If ‘dead zones’ worsen in Delaware River, NJ fish species could be in danger
It is in better shape now than 50 years ago, but the Delaware River in the Philadelphia metro area is still in danger of being an oxygen-deprived "dead zone" in which no fish and few other organisms can live, potentially affecting the upstream journeys of various species along New Jersey riverbanks.
"Dead zone" is not really a term used by scientists, according to David Kirchman, University of Delaware professor emeritus, who has studied the problem since the time the region first started to emerge from it, and recently published a book on the subject.

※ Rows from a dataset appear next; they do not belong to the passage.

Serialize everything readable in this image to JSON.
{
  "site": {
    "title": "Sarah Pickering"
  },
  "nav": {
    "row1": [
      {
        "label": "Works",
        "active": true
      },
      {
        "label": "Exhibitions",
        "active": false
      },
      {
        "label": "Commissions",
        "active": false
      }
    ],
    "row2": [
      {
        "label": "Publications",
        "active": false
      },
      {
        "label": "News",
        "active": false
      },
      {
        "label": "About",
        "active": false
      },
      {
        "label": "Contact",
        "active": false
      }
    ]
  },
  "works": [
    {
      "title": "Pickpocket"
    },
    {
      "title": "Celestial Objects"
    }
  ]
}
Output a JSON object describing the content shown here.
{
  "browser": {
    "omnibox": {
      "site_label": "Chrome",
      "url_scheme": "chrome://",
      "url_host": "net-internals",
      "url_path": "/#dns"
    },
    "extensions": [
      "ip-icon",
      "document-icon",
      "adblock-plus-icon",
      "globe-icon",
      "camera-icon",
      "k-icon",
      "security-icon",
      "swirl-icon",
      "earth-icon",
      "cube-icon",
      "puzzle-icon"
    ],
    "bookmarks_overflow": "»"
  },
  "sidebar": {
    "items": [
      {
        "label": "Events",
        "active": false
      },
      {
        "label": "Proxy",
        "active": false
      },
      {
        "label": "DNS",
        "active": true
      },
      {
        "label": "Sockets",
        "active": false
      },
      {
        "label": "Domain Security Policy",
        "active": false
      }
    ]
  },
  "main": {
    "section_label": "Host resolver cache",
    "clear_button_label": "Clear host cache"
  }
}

What the phrase describes, Kirchman said, is an oxygen level, for instance, in the neighborhood of 2 milligrams per liter instead of the 8 to 10 that's considered normal.
And while the issue was first identified around Philadelphia in the immediate aftermath of World War II, Kirchman said there were signs in other rivers, lakes and oceans well before then.
This is a worldwide phenomenon, but north of Philly, New Jersey has mostly avoided it to this point.
"Trenton has been much better than Philadelphia," Kirchman said. "First of all, it has treated its water. Trenton actually had a wastewater treatment plant established in 1927."
Creation of treatment facilities on a large scale is what turned the tide, so to speak, of dead zone development, according to Kirchman.
He said legislation enacted in 1972 opened the gates for billions of dollars to be spent on fixing the most obvious problems.
Still, the emission of ammonia from riverside plants remains particularly troublesome.
"I think you can't be too complacent, because there's still some problems of oxygen being less than optimal for organisms, and so we still have some work to do there," Kirchman said. "The other problem is nutrients coming in from agriculture, and we all contribute to that by what we eat."
Further up the Delaware, as one example, Lambertville is home to an annual Shad Festival — but that's one of the species most affected, and the systemic effects of a "dead zone," even a former one, mean that the population could one day be in danger.
"You may say, well, south of Philadelphia, that's the problem, we don't have to worry about it if you're north of that," Kirchman said. "But in fact, if you like shad, shad need to spend part of their life cycle in the ocean."
As for what everyday residents of river towns up and down New Jersey can do improve the oxygen situation, Kirchman suggests contacting local legislators to see if they support measures that slow the development of dead zones.